twitom26 1 year ago

I'm giving it 5 stars because this is the best, easiest backup application to make for LOCAL drives. I have an external HDD me and my family only use for backing up our computers once every few weeks, and this is amazing for that. It lets me choose which folder I want to store the backups in, automatically encrypts the backup if you set a password and it, just, works. When it comes to Cloud Storage based off of the reviews, it's not great at that asking for your Google account which is strange. I don't know if that still implies, since those were 4 months ago. But as a local backup option or for external hard drives, it works amazingly.

KarlSchech 1 year ago

Teste es gerade. Info folgt

Plod4250 1 year ago

When you first install this package it asks for you to install pydrive. Why? I just want to backup to local disks.

Ratologist 1 year ago

Contrary to the negative reviews, granting access to your Google account is NOT a requirement for this software. If you are prompted to authorize access to your Google account, just close the window and close the application if needed. If you are asked again, just close the google prompt window again. Then go to the Destinations tab and choose a location that is not Google Drive (you're being prompted because this is the default option). Anyway, the reason why I'm giving Deja Dup a 1-star review is because it failed to restore my lost files when I needed it to. It restored some of them, but then the program hanged up and crashed due to errors that I don't understand. Another problem with Deja Dup is that on Linux Mint, I could only restore the entire backup. This is inconvenient since that can potentially take hours, when I only want to restore just a few files. In conclusion, Deja Dup has been too unstable and too oversimplified for my needs.

Montag 2 years ago

Never got past the first prompt to grant access to my google account. Why make this a requirement?

phughes1961 2 years ago

When I saw "Grant Access to My Google Accout"... I uninstalled. I will not compromise my system to what use to be a really good utility. I needed another BU solution to migrate a crashed system, and this utility, (when I used it years ago) was a nice tool, but when that flag popped up after the install, I tried to do a simple bypass, but then it popped up again. I couldn't uninstall this crap fast enough. Google is NOT secure at all!

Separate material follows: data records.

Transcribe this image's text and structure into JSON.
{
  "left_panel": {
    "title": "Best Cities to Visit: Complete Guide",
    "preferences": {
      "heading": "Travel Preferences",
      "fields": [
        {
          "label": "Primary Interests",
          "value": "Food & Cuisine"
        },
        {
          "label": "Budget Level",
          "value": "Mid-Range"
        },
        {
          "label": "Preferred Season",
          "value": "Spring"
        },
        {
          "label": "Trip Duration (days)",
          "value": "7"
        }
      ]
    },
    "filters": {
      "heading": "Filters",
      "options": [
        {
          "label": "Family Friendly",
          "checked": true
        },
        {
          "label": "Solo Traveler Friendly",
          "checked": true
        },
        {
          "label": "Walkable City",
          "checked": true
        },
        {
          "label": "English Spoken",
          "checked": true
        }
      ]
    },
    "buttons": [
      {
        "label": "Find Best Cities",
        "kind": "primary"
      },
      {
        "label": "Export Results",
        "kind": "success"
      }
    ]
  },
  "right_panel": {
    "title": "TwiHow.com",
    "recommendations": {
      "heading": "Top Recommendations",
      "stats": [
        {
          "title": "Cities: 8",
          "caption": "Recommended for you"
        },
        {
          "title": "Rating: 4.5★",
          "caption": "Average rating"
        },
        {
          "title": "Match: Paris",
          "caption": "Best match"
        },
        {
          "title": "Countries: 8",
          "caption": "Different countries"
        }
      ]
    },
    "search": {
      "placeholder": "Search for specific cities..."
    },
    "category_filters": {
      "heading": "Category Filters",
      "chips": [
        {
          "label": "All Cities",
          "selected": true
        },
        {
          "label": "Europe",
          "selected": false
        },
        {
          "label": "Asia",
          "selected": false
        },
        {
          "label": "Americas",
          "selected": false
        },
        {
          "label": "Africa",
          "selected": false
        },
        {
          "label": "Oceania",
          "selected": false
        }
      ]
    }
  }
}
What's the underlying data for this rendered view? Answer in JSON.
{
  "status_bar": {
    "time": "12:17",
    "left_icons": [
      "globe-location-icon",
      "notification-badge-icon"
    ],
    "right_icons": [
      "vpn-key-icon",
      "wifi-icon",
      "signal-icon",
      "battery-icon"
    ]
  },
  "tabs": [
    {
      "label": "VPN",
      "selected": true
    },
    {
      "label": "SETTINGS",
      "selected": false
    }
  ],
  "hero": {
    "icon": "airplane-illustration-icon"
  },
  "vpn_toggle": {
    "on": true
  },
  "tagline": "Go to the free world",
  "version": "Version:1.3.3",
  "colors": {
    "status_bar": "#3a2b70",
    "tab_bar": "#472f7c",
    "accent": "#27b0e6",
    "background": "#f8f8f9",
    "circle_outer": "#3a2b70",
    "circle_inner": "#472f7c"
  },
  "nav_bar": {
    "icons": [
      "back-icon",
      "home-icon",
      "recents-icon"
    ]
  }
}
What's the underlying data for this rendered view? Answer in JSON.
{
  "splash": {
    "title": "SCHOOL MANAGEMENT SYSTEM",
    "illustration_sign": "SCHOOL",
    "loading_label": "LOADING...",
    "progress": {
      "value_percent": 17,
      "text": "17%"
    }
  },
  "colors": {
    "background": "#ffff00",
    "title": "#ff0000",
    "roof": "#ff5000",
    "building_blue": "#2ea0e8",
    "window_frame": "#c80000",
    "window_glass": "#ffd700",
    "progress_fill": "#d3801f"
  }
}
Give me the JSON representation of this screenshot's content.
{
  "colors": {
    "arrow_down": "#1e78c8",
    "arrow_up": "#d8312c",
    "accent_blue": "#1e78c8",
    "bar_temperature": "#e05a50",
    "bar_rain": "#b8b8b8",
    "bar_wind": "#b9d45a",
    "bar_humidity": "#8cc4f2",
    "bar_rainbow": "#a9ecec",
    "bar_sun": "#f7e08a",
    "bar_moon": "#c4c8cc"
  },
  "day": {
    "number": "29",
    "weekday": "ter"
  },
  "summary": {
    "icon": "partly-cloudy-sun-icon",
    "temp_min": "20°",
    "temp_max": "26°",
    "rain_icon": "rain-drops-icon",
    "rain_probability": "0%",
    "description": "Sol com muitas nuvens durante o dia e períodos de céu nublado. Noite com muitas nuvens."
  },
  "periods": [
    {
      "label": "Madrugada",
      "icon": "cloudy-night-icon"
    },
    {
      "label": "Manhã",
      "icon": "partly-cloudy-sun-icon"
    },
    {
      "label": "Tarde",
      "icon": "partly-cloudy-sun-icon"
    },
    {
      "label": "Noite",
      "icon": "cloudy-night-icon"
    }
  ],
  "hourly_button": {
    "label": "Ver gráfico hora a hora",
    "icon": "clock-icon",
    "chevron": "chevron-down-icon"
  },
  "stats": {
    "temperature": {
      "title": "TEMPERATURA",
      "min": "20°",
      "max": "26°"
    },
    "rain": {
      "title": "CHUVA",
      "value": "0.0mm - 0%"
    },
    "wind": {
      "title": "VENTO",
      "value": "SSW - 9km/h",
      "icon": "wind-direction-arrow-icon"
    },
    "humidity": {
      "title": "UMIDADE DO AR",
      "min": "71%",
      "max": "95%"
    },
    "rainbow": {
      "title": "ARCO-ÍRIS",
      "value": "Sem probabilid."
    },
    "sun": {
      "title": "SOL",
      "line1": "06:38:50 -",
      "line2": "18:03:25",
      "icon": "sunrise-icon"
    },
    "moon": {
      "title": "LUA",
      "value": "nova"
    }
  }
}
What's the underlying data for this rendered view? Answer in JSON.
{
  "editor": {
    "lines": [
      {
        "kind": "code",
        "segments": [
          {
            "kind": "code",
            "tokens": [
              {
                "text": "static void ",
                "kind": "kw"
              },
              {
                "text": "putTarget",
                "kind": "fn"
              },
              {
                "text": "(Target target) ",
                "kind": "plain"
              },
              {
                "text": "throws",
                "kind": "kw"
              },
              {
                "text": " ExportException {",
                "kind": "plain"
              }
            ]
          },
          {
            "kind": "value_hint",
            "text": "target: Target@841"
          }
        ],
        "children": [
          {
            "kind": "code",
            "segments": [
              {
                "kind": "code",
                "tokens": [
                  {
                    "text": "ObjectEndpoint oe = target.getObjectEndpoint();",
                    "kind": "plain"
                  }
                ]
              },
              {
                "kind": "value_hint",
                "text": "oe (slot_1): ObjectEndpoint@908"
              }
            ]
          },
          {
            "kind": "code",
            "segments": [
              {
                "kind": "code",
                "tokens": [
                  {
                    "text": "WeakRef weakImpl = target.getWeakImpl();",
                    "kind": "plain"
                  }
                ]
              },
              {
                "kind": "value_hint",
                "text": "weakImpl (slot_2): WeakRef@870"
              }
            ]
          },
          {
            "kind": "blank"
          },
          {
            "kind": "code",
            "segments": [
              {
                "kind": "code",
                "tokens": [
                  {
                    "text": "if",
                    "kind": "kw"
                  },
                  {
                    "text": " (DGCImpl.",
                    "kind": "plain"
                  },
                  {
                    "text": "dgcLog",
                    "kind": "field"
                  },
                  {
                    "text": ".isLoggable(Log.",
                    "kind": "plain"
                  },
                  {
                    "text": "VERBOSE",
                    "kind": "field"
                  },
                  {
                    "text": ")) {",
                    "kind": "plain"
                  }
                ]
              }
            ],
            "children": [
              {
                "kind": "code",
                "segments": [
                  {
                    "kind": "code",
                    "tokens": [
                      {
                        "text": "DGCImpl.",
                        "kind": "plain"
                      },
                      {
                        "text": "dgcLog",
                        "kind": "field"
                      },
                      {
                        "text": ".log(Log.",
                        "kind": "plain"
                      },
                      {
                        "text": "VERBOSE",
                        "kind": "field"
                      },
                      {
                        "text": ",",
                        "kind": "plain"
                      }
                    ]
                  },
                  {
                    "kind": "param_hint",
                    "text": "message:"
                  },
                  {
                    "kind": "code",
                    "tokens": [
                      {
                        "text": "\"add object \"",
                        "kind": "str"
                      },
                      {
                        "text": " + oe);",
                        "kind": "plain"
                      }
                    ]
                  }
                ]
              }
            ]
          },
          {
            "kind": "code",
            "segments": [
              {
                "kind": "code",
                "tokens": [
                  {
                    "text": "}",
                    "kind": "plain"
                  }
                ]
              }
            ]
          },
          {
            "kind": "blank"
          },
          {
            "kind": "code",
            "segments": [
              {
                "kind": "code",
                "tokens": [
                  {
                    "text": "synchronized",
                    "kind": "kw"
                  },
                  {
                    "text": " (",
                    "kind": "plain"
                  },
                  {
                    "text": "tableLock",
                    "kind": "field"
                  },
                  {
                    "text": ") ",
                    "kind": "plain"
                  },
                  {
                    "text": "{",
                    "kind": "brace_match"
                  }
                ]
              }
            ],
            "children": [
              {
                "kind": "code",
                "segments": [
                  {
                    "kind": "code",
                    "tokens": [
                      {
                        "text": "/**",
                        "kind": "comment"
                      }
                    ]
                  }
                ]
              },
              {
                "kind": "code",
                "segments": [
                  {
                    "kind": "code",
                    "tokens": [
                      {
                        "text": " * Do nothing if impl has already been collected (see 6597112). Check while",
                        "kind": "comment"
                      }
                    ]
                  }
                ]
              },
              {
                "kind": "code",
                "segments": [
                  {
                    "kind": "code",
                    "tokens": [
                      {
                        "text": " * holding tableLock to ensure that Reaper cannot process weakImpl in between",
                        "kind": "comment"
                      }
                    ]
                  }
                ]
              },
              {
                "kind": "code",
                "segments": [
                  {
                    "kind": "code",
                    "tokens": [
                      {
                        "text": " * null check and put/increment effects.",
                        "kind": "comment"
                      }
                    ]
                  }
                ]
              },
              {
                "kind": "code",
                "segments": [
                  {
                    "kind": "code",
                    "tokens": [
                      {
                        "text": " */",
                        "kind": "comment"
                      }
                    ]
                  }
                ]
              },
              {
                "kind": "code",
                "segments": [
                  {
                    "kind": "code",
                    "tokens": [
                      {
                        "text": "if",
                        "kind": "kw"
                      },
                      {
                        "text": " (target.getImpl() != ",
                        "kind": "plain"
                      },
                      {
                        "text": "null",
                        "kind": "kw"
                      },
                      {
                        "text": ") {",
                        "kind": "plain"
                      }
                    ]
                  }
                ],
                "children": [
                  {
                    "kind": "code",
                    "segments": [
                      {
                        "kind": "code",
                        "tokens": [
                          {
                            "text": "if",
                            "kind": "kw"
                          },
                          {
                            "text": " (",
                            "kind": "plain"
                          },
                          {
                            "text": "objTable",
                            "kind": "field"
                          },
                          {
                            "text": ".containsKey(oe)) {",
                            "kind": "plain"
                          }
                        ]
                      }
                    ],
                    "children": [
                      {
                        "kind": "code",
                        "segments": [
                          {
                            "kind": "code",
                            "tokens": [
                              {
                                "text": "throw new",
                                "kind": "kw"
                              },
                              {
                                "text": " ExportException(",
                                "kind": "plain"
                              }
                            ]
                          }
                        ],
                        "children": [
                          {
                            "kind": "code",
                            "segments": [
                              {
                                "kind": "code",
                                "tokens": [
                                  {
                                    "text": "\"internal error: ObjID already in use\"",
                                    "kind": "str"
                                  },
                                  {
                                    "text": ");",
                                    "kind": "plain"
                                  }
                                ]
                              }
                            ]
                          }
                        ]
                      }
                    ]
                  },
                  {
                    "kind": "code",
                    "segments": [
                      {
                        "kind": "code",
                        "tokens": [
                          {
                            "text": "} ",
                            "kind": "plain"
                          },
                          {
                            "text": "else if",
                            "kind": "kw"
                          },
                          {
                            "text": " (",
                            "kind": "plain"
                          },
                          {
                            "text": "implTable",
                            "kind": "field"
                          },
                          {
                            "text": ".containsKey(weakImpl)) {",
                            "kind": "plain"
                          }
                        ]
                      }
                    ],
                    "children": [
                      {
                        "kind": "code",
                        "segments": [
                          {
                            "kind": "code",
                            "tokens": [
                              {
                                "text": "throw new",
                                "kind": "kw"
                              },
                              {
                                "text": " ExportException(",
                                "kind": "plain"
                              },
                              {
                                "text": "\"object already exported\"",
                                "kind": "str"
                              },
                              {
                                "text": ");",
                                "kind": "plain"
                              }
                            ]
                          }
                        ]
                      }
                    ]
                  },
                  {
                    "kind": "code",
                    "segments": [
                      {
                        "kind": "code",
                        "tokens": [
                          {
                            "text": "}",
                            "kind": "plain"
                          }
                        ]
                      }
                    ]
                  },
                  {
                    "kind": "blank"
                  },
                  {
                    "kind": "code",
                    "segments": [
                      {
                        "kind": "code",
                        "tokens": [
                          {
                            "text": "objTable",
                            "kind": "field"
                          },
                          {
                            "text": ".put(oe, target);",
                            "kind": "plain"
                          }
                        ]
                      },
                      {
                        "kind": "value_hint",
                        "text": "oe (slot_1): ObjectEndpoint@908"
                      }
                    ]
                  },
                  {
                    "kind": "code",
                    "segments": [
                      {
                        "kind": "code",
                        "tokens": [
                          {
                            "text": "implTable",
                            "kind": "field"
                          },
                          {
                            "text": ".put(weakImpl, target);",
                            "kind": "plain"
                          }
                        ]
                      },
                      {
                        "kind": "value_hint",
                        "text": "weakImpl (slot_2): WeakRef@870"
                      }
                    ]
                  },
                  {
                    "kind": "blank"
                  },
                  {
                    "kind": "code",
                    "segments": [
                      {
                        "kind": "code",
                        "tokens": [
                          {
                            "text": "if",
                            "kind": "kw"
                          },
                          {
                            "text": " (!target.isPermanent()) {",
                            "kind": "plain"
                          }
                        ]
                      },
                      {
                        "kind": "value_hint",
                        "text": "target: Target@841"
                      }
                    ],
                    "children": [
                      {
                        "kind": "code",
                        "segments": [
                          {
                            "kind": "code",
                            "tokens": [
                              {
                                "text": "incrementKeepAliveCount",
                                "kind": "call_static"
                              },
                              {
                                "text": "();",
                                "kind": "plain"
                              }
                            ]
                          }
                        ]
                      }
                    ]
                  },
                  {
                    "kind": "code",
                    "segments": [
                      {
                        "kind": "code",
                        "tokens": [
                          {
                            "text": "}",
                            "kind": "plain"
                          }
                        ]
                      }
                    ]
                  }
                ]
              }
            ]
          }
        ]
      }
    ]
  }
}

abarros 2 years ago

SIMPLE as hell. Does what it has to do. No bullshit. LOVE IT.

feralhound 3 years ago

To be fair, this is a really old version. The flatpak in the Mint store defaults to Google Drive, but doesn't ask for your Good ID unless you use it. That said, I found it didn't back up everything, even after multiple attempts. I was glad that certain mission-critical files were stored in my pCloud account as well, or they would have been lost. I'll be trying something else for my file backups.

FreshMints 3 years ago

Need access to my google account..? haha. Bye. Removed.

mizifih 3 years ago

Not a fan of having to use my google account "just because". It says in the description that I can use this with "cloud backup locations such as Nextcloud", well... Do I need to log in with my google info for Nextcloud? Does it support only OneDrive as I write this? I mean, if there is a reason, I can''t see it. I saw Ubuntu One being used in the images tho :)

gothicpreston 5 years ago

Seriously! You have more than one box and DON'T use this to backup your data between the two? This has to be the simplest way to automate backups when combine with a password manager and an SSH link to another box. Lierally THE fist package I install on any new linux box.

kevlane 5 years ago

Simple, Easy, and all you need.

imperator 6 years ago


cmoi 7 years ago

J'enlève une étoile car on ne peut sauvegarder que des dossiers. Ça serait bien de penser aussi aux fichiers :)

Hammer459 8 years ago

With this there is no excuse for not having proper backup

tr0nic 8 years ago

bequem den HOME Ordner sichern - übernimmt auch alle Thunderbird Einstellungen :)

vitor_neves 8 years ago

Best Backup Tool for LM

Datei 9 years ago

Best Backup Tool for LM - using it on 3 PC's

p_pat 9 years ago

This made it super easy to move all my thunderbird files to my new computer.